Obliged by geography to see much of France, the true target of the Grand Tourist was Italy – the dizzyingly esteemed source of Roman civilization and of the Renaissance. Dr. Johnson sums up the attitude of his time when he notes that “a man who has not been in Italy is always conscious of an inferiority from his having not seen what it is expected a man should see.” Testament to this earliest phase of English italophilia is its legacy of bespoke English versions of Italian place names. Think of Naples/Napoli, Florence/Firenze, and the bizarre Leghorn/Livorno, for example. Early English tourists were talking about Italian places, and with such frequency that recognized alternatives easier on the English tongue evolved and endured. The English might still today add a silent ‘s’ to the end of Marseille, but it’s hardly on the same scale as what they do with Italian locales.
Over the centuries, the English never ran out of reasons to visit Italy: initially fascinated by its historical contributions to European civilization, they were seduced by its climate and landscape, then liberated by its relaxed yet exuberant culture. Now, of course, the whole world flocks to Italy. And sometimes it seems they’re all standing in the same spot – on the pavements beneath the leaning tower of Pisa.

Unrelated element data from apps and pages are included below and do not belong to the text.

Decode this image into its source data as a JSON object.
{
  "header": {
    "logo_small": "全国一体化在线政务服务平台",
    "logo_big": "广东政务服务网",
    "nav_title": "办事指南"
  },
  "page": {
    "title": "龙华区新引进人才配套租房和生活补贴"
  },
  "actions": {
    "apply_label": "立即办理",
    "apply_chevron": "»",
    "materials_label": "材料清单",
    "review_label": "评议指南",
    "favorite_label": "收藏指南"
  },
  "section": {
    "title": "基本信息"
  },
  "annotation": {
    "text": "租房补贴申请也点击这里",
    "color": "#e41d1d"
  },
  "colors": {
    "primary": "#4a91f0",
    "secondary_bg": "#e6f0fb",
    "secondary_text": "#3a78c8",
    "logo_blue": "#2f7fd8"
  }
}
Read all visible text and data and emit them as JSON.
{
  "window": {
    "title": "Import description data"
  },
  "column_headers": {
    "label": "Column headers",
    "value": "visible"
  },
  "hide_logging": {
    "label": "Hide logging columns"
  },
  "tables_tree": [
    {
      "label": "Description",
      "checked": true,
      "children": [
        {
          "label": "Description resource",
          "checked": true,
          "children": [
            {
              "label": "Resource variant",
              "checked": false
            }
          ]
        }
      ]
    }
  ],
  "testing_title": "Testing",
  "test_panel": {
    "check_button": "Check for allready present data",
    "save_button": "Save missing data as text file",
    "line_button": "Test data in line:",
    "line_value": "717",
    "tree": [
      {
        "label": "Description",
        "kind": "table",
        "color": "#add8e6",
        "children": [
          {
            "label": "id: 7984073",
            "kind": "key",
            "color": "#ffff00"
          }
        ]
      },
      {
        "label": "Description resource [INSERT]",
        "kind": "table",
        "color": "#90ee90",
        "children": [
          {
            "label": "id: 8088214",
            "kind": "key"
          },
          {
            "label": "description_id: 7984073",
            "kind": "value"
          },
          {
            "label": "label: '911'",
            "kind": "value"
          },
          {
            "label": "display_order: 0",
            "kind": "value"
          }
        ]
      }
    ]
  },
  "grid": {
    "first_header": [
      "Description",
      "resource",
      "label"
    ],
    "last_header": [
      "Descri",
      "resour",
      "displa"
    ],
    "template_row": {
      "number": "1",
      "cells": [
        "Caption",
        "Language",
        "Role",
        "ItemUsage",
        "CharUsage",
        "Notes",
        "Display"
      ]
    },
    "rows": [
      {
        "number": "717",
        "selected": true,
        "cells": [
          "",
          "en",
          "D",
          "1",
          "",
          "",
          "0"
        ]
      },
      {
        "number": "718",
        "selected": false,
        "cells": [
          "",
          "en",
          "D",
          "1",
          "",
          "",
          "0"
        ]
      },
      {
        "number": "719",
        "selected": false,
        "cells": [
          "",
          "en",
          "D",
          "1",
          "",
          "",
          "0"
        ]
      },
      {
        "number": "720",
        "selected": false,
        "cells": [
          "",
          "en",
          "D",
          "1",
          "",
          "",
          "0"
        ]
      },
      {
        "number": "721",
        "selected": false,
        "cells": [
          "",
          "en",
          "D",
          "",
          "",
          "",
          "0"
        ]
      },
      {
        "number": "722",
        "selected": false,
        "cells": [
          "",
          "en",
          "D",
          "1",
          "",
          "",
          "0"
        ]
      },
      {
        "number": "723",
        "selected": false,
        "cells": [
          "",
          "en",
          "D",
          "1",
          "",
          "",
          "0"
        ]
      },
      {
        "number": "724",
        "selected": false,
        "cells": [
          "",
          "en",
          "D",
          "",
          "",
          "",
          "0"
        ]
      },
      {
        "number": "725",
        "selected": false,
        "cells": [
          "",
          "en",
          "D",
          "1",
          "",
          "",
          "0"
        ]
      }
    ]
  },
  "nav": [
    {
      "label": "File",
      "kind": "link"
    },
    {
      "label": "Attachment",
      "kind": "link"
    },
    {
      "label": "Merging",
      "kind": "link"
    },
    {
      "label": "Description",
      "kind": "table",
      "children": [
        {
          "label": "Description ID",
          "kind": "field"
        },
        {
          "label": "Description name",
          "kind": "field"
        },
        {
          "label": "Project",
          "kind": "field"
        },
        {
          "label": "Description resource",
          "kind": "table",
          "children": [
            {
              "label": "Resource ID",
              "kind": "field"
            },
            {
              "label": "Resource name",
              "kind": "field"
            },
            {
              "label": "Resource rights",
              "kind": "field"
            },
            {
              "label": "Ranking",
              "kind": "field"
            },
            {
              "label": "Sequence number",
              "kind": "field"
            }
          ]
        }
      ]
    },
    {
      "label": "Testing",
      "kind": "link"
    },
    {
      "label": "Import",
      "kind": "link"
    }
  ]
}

If there’s a single bit of Italy that now qualifies as the country’s number one tourist sight, it’s the leaning tower of Pisa – the most celebrated architectural disaster of all time. Such is the tower’s fame that, like the Eiffel Tower, it is often used as an instantly-recognizable symbol for the entire country in which it stands. My first visit to the tower seemed like a pilgrimage. Somehow I’d never been to Italy, despite my many visits, until I’d seen its most famous sight.
But my interest in the thrilling, beautiful tower was soon rivalled by my interest in the hundreds of people who had come from all over the world to see it with me. Far from being a quintessential part of Italy, I realized, the tower and its immediate surroundings weren’t even in Italy, but in Cosmopolitan Nowhere – a place colonized and entirely populated by international travellers. (Outposts of C.N. are dotted round the globe, and you’ve doubtless been to several.)
Simply everyone at the tower was a tourist – all united by the same goal, the same fascination, the same activities. People asked you to take their picture. You asked people to take your picture. They asked where you were from and where you’d been, and you asked the same. All answers were given with pride and received with delight. Only tourists meeting other tourists have such precious, dependable enthusiasm. No one was trying to look unmoved or knowledgeable or serious. No one was embarrassed by openly being a tourist. Our only concern was adoring that tower. And isn’t that rather wonderful? We’d come from all over the world, enduring all the expense and privations of travel, just to honour a particular spot and to revere what we’d been told we’d find there. Together we filled the air with our excited love for it. It’s true that tourists can transform a place. Sometimes they can make it more beautiful.